Frequency of adverse drug reactions in hospitalized patients: a systematic review and meta-analysis

Pharmacoepidemiol Drug Saf. 2012 Nov;21(11):1139-54. doi: 10.1002/pds.3309. Epub 2012 Jul 4.


Purposes: To perform a comprehensive systematic review of prospective studies about frequency of adverse drug reactions (ADRs) occurring during hospitalization (ADR(In) ), including a thorough study quality assessment, meta-analysis and heterogeneity evaluation.

Methods: Systematic review of several databases: Pubmed, EMBASE, CINAHL, Cochrane, ISI, International Pharmaceutical Abstracts, Scirus, NHS economic, and others, as well as manual search. Inclusion criteria were: prospective studies (assessing all patients before discharge, by a specialized team, at least once a week); with data about ADRs occurring during hospitalization, using WHO's or similar definition of ADR. Two independent reviewers assessed eligibility criteria, extracted data, and evaluated risk of bias.

Results: From 4139 studies initially found, 22 were included. Meta-analysis indicate that ADRs may occur in 16.88% (CI95%: 13.56,20.21%) of patients during hospitalization; however, this estimate has to be viewed with caution because there was significant heterogeneity (I² = 99%). The most significant moderators of heterogeneity were risk of bias, population, ward, and methodology for ADR identification.
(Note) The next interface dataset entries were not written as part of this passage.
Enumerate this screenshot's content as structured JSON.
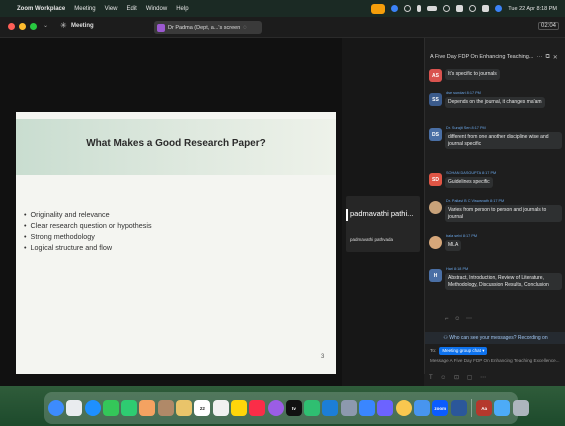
{
  "menubar": {
    "app_name": "Zoom Workplace",
    "menus": [
      "Meeting",
      "View",
      "Edit",
      "Window",
      "Help"
    ],
    "clock": "Tue 22 Apr 8:18 PM"
  },
  "titlebar": {
    "meeting_label": "Meeting",
    "share_label": "Dr Padma (Dept, a...'s screen",
    "timer": "02:04"
  },
  "slide": {
    "title": "What Makes a Good Research Paper?",
    "bullets": [
      "Originality and relevance",
      "Clear research question or hypothesis",
      "Strong methodology",
      "Logical structure and flow"
    ],
    "page_number": "3"
  },
  "participant": {
    "name": "padmavathi pathi...",
    "subname": "padmavathi pathvada"
  },
  "chat": {
    "header_title": "A Five Day FDP On Enhancing Teaching...",
    "messages": [
      {
        "initials": "AS",
        "color": "#d9534f",
        "name": "",
        "text": "It's specific to journals"
      },
      {
        "initials": "SS",
        "color": "#3b5b8c",
        "name": "dse sundari  8:17 PM",
        "text": "Depends on the journal, it changes ma'am"
      },
      {
        "initials": "DS",
        "color": "#4a6fa5",
        "name": "Dr. Surajit Sen  8:17 PM",
        "text": "different from one another discipline wise and journal specific"
      },
      {
        "initials": "SD",
        "color": "#e05545",
        "name": "SOHAN DASGUPTA  8:17 PM",
        "text": "Guidelines specific"
      },
      {
        "initials": "",
        "color": "#c8a27a",
        "name": "Dr. Pallavi B C Viswanath  8:17 PM",
        "text": "Varies from person to person and journals to journal"
      },
      {
        "initials": "",
        "color": "#d6a77a",
        "name": "bala selvi  8:17 PM",
        "text": "MLA"
      },
      {
        "initials": "H",
        "color": "#4a6fa5",
        "name": "Hari  8:18 PM",
        "text": "Abstract, Introduction, Review of Literature, Methodology, Discussion Results, Conclusion"
      }
    ],
    "who_can_see": "Who can see your messages? Recording on",
    "to_label": "To:",
    "to_value": "Meeting group chat",
    "compose_placeholder": "Message A Five Day FDP On Enhancing Teaching Excellence..."
  },
  "dock": {
    "apps": [
      {
        "name": "finder-app",
        "color": "#3d8bfd",
        "label": ""
      },
      {
        "name": "launchpad-app",
        "color": "#e9ecef",
        "label": ""
      },
      {
        "name": "safari-app",
        "color": "#1e90ff",
        "label": ""
      },
      {
        "name": "messages-app",
        "color": "#34c759",
        "label": ""
      },
      {
        "name": "facetime-app",
        "color": "#2ecc71",
        "label": ""
      },
      {
        "name": "photos-app",
        "color": "#f4a261",
        "label": ""
      },
      {
        "name": "contacts-app",
        "color": "#b08968",
        "label": ""
      },
      {
        "name": "preview-app",
        "color": "#e9c46a",
        "label": ""
      },
      {
        "name": "calendar-app",
        "color": "#ffffff",
        "label": "22"
      },
      {
        "name": "reminders-app",
        "color": "#f1f1f1",
        "label": ""
      },
      {
        "name": "notes-app",
        "color": "#ffd60a",
        "label": ""
      },
      {
        "name": "music-app",
        "color": "#fa2d48",
        "label": ""
      },
      {
        "name": "podcasts-app",
        "color": "#9b5de5",
        "label": ""
      },
      {
        "name": "tv-app",
        "color": "#111111",
        "label": "tv"
      },
      {
        "name": "numbers-app",
        "color": "#2fbf71",
        "label": ""
      },
      {
        "name": "app-store-app",
        "color": "#1c7ed6",
        "label": ""
      },
      {
        "name": "system-settings-app",
        "color": "#8d99ae",
        "label": ""
      },
      {
        "name": "keynote-app",
        "color": "#3a86ff",
        "label": ""
      },
      {
        "name": "bbedit-app",
        "color": "#6c63ff",
        "label": ""
      },
      {
        "name": "chrome-app",
        "color": "#f9c74f",
        "label": ""
      },
      {
        "name": "finder-window-app",
        "color": "#4895ef",
        "label": ""
      },
      {
        "name": "zoom-app",
        "color": "#0b5cff",
        "label": "zoom"
      },
      {
        "name": "word-app",
        "color": "#2b579a",
        "label": ""
      },
      {
        "name": "dictionary-app",
        "color": "#b5382c",
        "label": "Aa"
      },
      {
        "name": "downloads-stack",
        "color": "#4dabf7",
        "label": ""
      },
      {
        "name": "trash-can",
        "color": "#adb5bd",
        "label": ""
      }
    ]
  },
  "colors": {
    "zoom_blue": "#0e72ed",
    "chat_name": "#6aa6e8",
    "slide_band": "#c9ddd0"
  }
}
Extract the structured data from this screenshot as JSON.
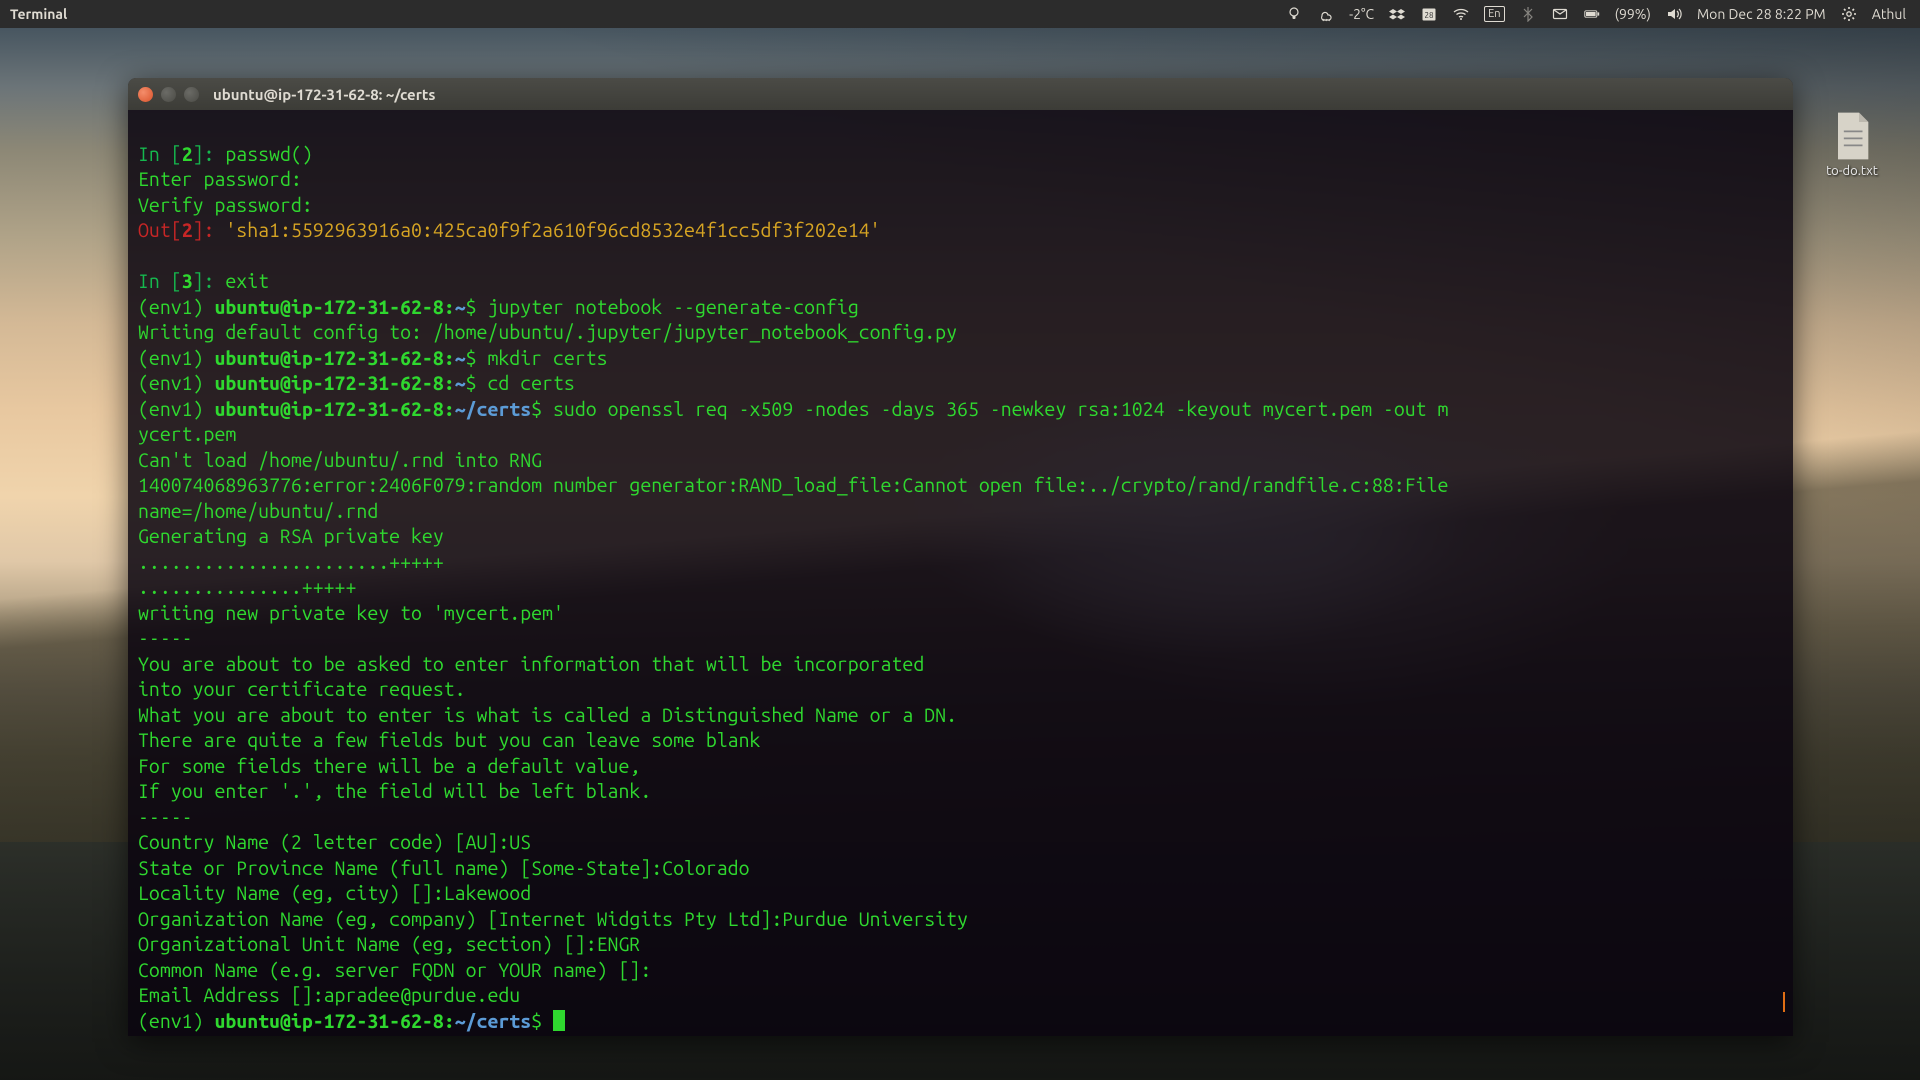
{
  "panel": {
    "app_title": "Terminal",
    "temp": "-2°C",
    "lang": "En",
    "calendar_day": "28",
    "battery": "(99%)",
    "datetime": "Mon Dec 28  8:22 PM",
    "user": "Athul"
  },
  "desktop": {
    "file_label": "to-do.txt"
  },
  "terminal": {
    "title": "ubuntu@ip-172-31-62-8: ~/certs",
    "in2_num": "2",
    "in2_cmd": "passwd()",
    "enter_pw": "Enter password: ",
    "verify_pw": "Verify password: ",
    "out2_num": "2",
    "sha": "'sha1:5592963916a0:425ca0f9f2a610f96cd8532e4f1cc5df3f202e14'",
    "in3_num": "3",
    "in3_cmd": "exit",
    "prompt_env": "(env1) ",
    "userhost": "ubuntu@ip-172-31-62-8",
    "home": "~",
    "certs": "~/certs",
    "cmd_genconfig": "jupyter notebook --generate-config",
    "out_config": "Writing default config to: /home/ubuntu/.jupyter/jupyter_notebook_config.py",
    "cmd_mkdir": "mkdir certs",
    "cmd_cd": "cd certs",
    "cmd_openssl1": "sudo openssl req -x509 -nodes -days 365 -newkey rsa:1024 -keyout mycert.pem -out m",
    "cmd_openssl2": "ycert.pem",
    "e1": "Can't load /home/ubuntu/.rnd into RNG",
    "e2": "140074068963776:error:2406F079:random number generator:RAND_load_file:Cannot open file:../crypto/rand/randfile.c:88:File",
    "e3": "name=/home/ubuntu/.rnd",
    "g1": "Generating a RSA private key",
    "g2": ".......................+++++",
    "g3": "...............+++++",
    "g4": "writing new private key to 'mycert.pem'",
    "dash": "-----",
    "p1": "You are about to be asked to enter information that will be incorporated",
    "p2": "into your certificate request.",
    "p3": "What you are about to enter is what is called a Distinguished Name or a DN.",
    "p4": "There are quite a few fields but you can leave some blank",
    "p5": "For some fields there will be a default value,",
    "p6": "If you enter '.', the field will be left blank.",
    "q1": "Country Name (2 letter code) [AU]:US",
    "q2": "State or Province Name (full name) [Some-State]:Colorado",
    "q3": "Locality Name (eg, city) []:Lakewood",
    "q4": "Organization Name (eg, company) [Internet Widgits Pty Ltd]:Purdue University",
    "q5": "Organizational Unit Name (eg, section) []:ENGR",
    "q6": "Common Name (e.g. server FQDN or YOUR name) []:",
    "q7": "Email Address []:apradee@purdue.edu"
  }
}
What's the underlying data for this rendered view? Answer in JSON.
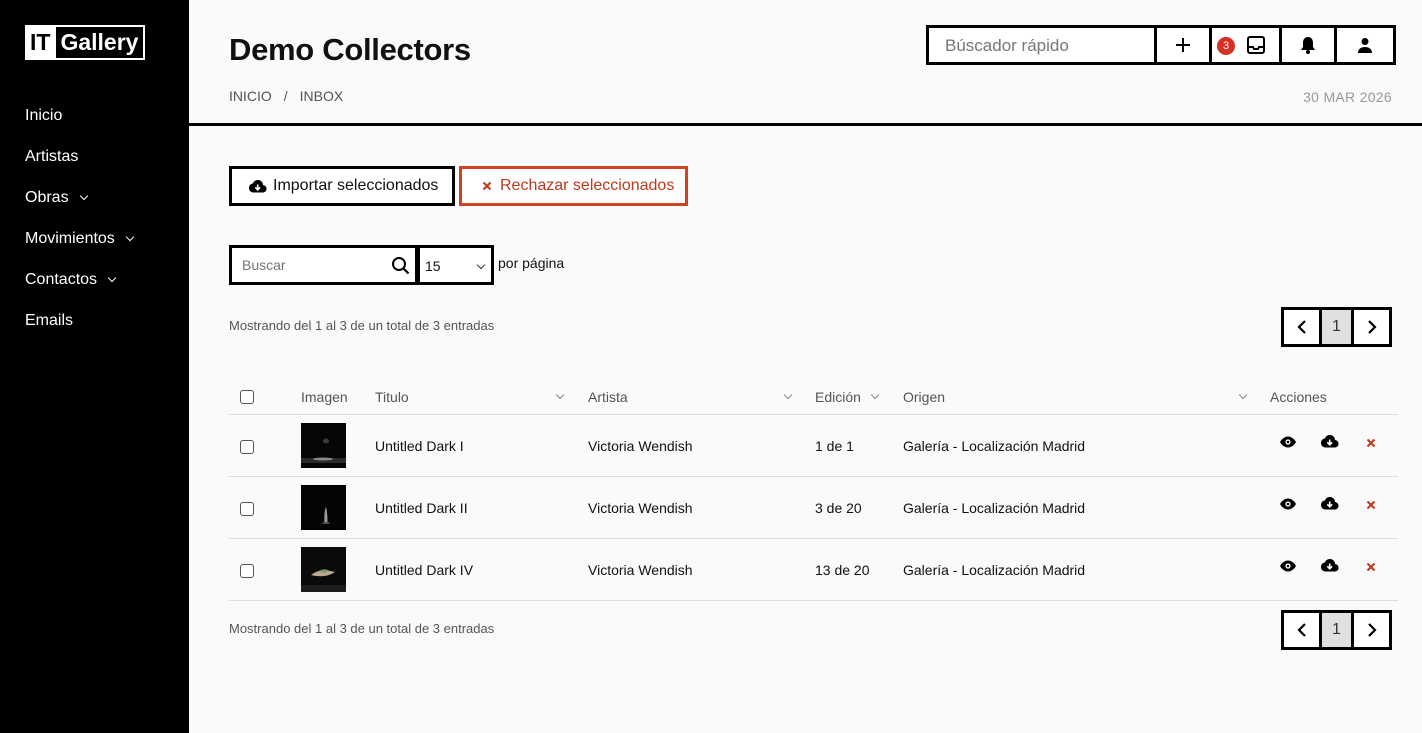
{
  "app": {
    "logo_it": "IT",
    "logo_gallery": "Gallery"
  },
  "sidebar": {
    "items": [
      {
        "label": "Inicio",
        "has_chevron": false
      },
      {
        "label": "Artistas",
        "has_chevron": false
      },
      {
        "label": "Obras",
        "has_chevron": true
      },
      {
        "label": "Movimientos",
        "has_chevron": true
      },
      {
        "label": "Contactos",
        "has_chevron": true
      },
      {
        "label": "Emails",
        "has_chevron": false
      }
    ]
  },
  "header": {
    "title": "Demo Collectors",
    "breadcrumb": {
      "home": "INICIO",
      "separator": "/",
      "current": "INBOX"
    },
    "date": "30 MAR 2026",
    "quick_search_placeholder": "Búscador rápido",
    "inbox_badge": "3"
  },
  "actions": {
    "import_label": "Importar seleccionados",
    "reject_label": "Rechazar seleccionados"
  },
  "filters": {
    "search_placeholder": "Buscar",
    "per_page_value": "15",
    "per_page_label": "por página"
  },
  "info_top": "Mostrando del 1 al 3 de un total de 3 entradas",
  "info_bottom": "Mostrando del 1 al 3 de un total de 3 entradas",
  "pagination": {
    "current_page": "1"
  },
  "table": {
    "headers": {
      "imagen": "Imagen",
      "titulo": "Titulo",
      "artista": "Artista",
      "edicion": "Edición",
      "origen": "Origen",
      "acciones": "Acciones"
    },
    "rows": [
      {
        "title": "Untitled Dark I",
        "artist": "Victoria Wendish",
        "edition": "1 de 1",
        "origin": "Galería - Localización Madrid"
      },
      {
        "title": "Untitled Dark II",
        "artist": "Victoria Wendish",
        "edition": "3 de 20",
        "origin": "Galería - Localización Madrid"
      },
      {
        "title": "Untitled Dark IV",
        "artist": "Victoria Wendish",
        "edition": "13 de 20",
        "origin": "Galería - Localización Madrid"
      }
    ]
  },
  "colors": {
    "accent_red": "#d0431f",
    "sidebar_bg": "#000000",
    "badge_red": "#d93025"
  }
}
Low risk of bias studies adjusted for population (pediatric versus adult) had I² = 0%.

Conclusions: These data are useful as a broad characterization of in-hospital ADRs and their frequency. However, due to heterogeneity, our estimates are crude indicators. The wide variation in methodologies was one of the most important moderators of heterogeneity (even among studies using intensive monitoring). We suggest criteria to standardize methodologies and reduce the risk of bias.

Publication types

  • Meta-Analysis
  • Review
  • Systematic Review

MeSH terms

  • Adverse Drug Reaction Reporting Systems
  • Databases, Bibliographic
  • Drug-Related Side Effects and Adverse Reactions* / epidemiology*
  • Hospitalization* / statistics & numerical data
  • Humans
  • Incidence
  • Inpatients / statistics & numerical data*
  • Prospective Studies
  • Risk